d) When he is lying on the ground and an opponent places a hand on him. (hand on player already grounded*). *Note: ‘already’ grounded.
To be clear, I wouldn’t be a referee for all the crumbs on Nigel Wood’s office carpet. They do an astonishing job in very testing circumstances, making instantaneous decisions on the fly (though this particular one did seem to take a while, for some reason). And though I believe the key word in the above official definitions to be ‘held’ (nowhere does it say ‘touched’), I do accept that when Escare hit the turf in Perpignan last Saturday there were certainly elements of doubt and debate regarding whether or not he was actually tackled.
And I certainly would not blame Phil Bentham for taking the view, from his own position some ten metres away, that Lee’s tackle on the winger had indeed been concluded, though helped by video replays I would disagree with it. Lee did look to be laid on Escare’s ankles, though he never pinned him down.
Nor do I have any axe to grind with Salford. Far from it. I desire nothing but the best for both the Red Devils and Dragons, two very important, nay vital, clubs in the grand scheme of things. A draw was a handy result.

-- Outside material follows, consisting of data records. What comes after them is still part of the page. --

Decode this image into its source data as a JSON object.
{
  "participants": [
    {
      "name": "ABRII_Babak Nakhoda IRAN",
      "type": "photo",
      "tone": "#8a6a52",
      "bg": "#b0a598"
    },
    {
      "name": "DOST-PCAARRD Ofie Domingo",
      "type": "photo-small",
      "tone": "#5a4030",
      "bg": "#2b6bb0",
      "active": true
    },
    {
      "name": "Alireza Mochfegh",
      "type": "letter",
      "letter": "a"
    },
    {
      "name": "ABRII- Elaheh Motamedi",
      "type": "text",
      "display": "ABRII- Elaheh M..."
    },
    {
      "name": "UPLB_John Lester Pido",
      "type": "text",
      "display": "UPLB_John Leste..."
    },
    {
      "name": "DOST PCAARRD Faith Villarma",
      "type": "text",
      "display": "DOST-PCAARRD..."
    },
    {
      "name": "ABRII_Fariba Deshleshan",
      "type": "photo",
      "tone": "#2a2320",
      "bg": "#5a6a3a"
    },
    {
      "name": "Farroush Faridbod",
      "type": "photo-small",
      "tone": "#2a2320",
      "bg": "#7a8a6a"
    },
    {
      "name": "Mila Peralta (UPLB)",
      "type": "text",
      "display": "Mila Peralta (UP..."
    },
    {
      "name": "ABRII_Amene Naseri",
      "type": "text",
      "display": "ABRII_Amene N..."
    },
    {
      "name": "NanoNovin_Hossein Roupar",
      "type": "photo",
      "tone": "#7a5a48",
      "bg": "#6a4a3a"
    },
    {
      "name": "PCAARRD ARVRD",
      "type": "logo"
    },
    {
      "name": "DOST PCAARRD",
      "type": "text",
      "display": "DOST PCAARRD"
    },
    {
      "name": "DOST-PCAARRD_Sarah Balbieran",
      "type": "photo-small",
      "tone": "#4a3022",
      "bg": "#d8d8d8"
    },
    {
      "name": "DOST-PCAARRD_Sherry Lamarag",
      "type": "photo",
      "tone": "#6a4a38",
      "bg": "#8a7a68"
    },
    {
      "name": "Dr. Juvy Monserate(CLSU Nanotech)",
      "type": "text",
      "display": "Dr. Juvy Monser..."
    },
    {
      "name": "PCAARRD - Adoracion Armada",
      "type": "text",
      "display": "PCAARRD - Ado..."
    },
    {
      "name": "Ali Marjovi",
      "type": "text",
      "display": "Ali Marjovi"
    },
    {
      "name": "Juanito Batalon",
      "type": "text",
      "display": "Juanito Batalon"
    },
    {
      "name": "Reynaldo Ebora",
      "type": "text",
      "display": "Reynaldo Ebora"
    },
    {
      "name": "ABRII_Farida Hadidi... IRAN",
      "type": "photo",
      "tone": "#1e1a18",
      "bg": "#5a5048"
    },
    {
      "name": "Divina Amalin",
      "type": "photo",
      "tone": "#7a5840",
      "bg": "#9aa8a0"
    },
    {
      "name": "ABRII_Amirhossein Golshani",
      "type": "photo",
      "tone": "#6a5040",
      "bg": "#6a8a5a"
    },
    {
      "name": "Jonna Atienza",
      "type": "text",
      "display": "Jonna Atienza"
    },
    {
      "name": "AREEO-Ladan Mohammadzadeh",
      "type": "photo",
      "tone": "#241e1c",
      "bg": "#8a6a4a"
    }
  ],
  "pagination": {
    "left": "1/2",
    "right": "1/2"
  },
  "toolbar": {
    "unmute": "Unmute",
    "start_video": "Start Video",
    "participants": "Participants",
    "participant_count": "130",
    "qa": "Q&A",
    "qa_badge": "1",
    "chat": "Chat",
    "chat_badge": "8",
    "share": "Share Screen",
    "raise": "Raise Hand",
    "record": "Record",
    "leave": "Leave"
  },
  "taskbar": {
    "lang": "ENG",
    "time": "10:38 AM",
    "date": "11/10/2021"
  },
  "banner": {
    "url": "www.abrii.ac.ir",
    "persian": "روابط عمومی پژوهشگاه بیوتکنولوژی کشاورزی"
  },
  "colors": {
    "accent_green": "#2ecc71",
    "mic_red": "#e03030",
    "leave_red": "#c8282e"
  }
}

Mistakes are made, that’s how it has been, is and always will be. But a sport that doesn’t face up to its responsibility for open and frank explanation afterwards, with an accompanying apology when necessary and up-to-date rules that are not only written down but published, really cannot complain when it isn’t taken seriously. This individual incident will soon fall from memory. But the principle should not be allowed to. All else is amateur hour.
In the rulebook, there is also a particularly intriguing clause re what constitutes a ‘broken tackle’, which Escare may well have instinctively had in mind when he regained his feet, unhindered, and played on – not being mind-readers like Mr Bentham and his online backers, I guess we’ll never know:
Broken tackle: ‘Where the player is brought to the ground, a tackle is not effective if the hold on the player in possession is broken before he is grounded. Before allowing play to proceed, Referees should be sure in their own minds that the tackle was indeed broken otherwise the tackler who, playing in the true spirit of the game, releases the tackled player immediately he is brought to the ground, may be unfairly penalised.’
It seems fair to say that this last bit must have been Phil Bentham’s interpretation in the final minute of Catalans Dragons v Salford Red Devils on Saturday 7 March 2015. Sadly, though, there is no word on the correct way to restart play in such circumstances today, given that this most ‘up-to-date’ rulebook seems to have been published in 2012. Handy that, isn’t it?
Tone’s Tips: Victories for Huddersfield, Warrington, Wigan, Widnes, Salford and Catalans. Kevin Locke unveiled as participant on ‘Strictly Come Dancing’.